Data provided START
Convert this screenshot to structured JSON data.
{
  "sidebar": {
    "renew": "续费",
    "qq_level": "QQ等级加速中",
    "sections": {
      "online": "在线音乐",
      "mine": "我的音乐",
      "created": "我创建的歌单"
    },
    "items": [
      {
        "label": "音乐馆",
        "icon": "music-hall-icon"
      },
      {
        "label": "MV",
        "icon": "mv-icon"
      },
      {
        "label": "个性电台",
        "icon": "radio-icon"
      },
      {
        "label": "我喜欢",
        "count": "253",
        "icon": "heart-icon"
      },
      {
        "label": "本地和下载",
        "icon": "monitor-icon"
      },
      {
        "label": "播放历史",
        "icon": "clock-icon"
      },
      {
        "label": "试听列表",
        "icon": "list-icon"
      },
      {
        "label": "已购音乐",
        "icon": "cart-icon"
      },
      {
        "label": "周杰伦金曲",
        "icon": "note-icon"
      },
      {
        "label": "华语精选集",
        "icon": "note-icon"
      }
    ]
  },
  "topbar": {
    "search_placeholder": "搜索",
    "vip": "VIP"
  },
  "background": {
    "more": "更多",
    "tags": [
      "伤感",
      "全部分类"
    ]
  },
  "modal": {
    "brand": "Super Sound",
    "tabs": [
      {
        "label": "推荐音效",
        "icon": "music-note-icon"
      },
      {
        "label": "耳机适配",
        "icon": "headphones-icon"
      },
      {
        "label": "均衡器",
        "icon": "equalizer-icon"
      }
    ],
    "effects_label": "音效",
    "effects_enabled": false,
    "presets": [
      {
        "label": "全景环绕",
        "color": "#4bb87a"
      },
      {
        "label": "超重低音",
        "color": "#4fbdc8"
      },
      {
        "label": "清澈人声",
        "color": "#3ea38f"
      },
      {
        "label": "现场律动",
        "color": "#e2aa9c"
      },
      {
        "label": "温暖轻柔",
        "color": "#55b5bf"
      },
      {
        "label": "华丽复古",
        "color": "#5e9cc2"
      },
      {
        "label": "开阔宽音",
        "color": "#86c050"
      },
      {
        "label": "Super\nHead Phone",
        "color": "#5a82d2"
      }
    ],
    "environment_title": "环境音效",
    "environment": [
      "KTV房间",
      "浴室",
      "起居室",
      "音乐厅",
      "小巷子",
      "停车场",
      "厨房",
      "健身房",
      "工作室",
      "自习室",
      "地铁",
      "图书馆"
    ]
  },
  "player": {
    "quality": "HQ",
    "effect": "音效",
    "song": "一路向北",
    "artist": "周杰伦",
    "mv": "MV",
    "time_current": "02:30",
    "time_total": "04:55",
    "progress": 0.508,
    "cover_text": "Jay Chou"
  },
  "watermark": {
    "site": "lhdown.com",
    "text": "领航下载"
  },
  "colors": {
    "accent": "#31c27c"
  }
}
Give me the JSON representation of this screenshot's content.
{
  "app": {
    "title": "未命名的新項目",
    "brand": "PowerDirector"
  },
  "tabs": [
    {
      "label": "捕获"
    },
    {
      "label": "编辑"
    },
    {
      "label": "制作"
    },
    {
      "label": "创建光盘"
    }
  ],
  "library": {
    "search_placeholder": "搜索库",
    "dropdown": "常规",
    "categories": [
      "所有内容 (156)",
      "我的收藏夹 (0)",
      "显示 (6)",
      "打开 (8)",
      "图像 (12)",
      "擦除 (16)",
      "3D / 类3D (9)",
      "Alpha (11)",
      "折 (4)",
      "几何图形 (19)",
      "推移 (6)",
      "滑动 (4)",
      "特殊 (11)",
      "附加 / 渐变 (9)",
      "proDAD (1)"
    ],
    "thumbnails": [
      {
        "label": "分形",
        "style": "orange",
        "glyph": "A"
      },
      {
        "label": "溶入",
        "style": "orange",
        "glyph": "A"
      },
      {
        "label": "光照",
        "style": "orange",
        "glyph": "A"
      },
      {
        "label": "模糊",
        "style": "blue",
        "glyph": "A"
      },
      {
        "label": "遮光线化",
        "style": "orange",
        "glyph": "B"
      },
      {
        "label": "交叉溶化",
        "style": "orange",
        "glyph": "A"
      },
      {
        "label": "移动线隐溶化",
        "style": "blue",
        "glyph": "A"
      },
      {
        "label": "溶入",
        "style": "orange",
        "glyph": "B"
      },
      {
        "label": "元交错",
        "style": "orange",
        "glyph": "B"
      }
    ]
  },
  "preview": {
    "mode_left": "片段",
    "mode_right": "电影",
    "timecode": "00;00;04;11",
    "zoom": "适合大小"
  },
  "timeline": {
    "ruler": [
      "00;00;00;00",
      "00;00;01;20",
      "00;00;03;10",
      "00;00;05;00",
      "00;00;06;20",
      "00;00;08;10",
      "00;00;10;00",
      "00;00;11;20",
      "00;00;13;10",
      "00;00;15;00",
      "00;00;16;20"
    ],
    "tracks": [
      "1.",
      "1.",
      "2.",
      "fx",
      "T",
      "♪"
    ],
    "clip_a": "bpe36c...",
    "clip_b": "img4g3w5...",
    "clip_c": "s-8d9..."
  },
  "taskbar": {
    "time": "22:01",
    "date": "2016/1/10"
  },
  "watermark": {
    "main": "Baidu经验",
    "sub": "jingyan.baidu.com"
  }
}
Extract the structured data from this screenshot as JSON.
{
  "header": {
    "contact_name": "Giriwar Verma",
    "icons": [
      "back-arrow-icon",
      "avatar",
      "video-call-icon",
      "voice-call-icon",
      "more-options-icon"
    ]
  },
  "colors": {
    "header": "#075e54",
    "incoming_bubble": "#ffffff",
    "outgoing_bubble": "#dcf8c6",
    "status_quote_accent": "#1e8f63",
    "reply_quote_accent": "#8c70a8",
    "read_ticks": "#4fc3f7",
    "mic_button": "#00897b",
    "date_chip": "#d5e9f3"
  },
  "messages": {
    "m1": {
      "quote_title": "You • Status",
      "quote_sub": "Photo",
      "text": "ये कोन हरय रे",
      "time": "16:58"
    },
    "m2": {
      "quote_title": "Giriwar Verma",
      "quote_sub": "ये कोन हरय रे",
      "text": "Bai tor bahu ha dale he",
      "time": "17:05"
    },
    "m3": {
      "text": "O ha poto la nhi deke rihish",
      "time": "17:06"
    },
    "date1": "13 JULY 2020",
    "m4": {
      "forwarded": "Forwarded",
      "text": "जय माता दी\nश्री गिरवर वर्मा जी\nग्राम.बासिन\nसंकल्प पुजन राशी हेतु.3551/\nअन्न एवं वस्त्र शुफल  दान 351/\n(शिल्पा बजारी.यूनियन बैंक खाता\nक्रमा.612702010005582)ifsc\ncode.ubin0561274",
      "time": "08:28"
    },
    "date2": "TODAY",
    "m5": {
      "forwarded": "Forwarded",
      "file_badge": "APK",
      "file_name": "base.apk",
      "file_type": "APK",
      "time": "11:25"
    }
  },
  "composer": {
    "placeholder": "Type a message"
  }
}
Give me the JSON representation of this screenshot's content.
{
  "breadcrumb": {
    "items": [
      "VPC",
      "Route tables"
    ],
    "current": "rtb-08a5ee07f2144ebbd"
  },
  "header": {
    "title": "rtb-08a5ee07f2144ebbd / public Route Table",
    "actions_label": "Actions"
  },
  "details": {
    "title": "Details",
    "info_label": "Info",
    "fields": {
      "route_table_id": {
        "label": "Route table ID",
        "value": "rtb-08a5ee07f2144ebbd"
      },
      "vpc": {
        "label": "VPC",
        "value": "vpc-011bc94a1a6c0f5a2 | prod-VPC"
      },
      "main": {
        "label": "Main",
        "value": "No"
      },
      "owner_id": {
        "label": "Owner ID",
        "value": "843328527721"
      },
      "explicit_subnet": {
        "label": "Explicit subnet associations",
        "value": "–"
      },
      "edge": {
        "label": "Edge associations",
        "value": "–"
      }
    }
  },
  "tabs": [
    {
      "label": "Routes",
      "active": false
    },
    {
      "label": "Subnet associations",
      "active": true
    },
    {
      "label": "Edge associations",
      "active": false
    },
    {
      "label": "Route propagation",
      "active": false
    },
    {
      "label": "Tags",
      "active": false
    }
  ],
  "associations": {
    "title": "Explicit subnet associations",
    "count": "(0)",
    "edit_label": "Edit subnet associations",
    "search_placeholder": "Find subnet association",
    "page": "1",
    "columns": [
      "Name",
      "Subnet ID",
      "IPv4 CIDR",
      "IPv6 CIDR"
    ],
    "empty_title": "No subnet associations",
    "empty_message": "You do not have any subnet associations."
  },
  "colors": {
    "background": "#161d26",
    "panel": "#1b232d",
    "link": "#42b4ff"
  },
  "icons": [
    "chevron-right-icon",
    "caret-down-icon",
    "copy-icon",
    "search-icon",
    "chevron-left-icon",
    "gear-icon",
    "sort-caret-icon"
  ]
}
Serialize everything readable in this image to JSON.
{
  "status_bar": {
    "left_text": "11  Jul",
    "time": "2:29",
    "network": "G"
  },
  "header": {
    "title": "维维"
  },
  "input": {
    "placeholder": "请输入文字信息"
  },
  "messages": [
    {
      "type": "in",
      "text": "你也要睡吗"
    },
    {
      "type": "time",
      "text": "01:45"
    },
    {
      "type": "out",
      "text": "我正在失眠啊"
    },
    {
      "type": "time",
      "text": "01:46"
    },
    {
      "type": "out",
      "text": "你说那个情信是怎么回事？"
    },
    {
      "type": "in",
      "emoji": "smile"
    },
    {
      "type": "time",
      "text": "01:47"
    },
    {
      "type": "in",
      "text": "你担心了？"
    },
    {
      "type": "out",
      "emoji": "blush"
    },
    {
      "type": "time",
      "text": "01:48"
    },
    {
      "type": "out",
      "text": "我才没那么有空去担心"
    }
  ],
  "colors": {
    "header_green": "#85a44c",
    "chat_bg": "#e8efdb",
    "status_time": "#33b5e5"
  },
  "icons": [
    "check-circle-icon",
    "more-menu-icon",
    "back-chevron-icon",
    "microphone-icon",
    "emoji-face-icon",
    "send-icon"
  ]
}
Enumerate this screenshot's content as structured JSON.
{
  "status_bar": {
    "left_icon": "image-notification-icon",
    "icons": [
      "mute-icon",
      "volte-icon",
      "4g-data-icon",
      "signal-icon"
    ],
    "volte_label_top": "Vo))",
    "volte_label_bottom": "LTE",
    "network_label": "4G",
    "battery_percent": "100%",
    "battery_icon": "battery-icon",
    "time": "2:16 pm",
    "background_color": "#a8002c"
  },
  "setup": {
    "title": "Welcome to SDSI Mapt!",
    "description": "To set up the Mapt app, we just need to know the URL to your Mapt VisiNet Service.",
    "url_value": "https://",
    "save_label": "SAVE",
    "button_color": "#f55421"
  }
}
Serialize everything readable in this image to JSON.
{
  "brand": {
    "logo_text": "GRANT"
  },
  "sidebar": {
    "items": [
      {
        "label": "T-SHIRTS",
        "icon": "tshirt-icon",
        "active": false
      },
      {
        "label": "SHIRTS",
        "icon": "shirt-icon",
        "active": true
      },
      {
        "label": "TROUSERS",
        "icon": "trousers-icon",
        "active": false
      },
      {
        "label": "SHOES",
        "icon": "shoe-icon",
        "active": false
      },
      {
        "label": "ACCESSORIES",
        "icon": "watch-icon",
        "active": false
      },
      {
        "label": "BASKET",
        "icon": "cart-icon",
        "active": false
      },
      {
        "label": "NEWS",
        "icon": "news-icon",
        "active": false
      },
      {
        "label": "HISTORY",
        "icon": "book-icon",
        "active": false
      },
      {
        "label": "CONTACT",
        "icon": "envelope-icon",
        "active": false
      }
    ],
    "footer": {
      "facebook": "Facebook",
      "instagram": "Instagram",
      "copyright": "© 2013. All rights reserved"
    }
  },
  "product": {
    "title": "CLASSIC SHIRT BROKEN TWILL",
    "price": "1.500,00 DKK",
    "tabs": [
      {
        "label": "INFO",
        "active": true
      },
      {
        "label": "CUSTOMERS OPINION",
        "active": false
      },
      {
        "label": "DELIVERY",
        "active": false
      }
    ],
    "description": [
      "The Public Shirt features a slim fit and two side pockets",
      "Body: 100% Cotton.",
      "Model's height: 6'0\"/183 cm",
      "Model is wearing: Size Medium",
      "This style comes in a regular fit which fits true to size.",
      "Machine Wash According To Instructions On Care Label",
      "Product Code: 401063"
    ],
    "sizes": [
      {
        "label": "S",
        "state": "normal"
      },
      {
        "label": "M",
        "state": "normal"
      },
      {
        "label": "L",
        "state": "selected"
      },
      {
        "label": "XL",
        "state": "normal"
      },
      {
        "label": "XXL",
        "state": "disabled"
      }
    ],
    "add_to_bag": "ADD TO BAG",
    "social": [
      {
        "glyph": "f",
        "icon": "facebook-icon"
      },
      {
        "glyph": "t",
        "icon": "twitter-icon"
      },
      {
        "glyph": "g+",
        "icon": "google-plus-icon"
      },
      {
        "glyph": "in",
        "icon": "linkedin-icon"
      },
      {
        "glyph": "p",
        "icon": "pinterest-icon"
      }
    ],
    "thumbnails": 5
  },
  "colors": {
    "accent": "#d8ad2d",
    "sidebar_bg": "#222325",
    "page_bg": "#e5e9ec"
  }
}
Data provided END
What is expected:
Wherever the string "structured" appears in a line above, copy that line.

Solution for this task:
Convert this screenshot to structured JSON data.
Extract the structured data from this screenshot as JSON.
Enumerate this screenshot's content as structured JSON.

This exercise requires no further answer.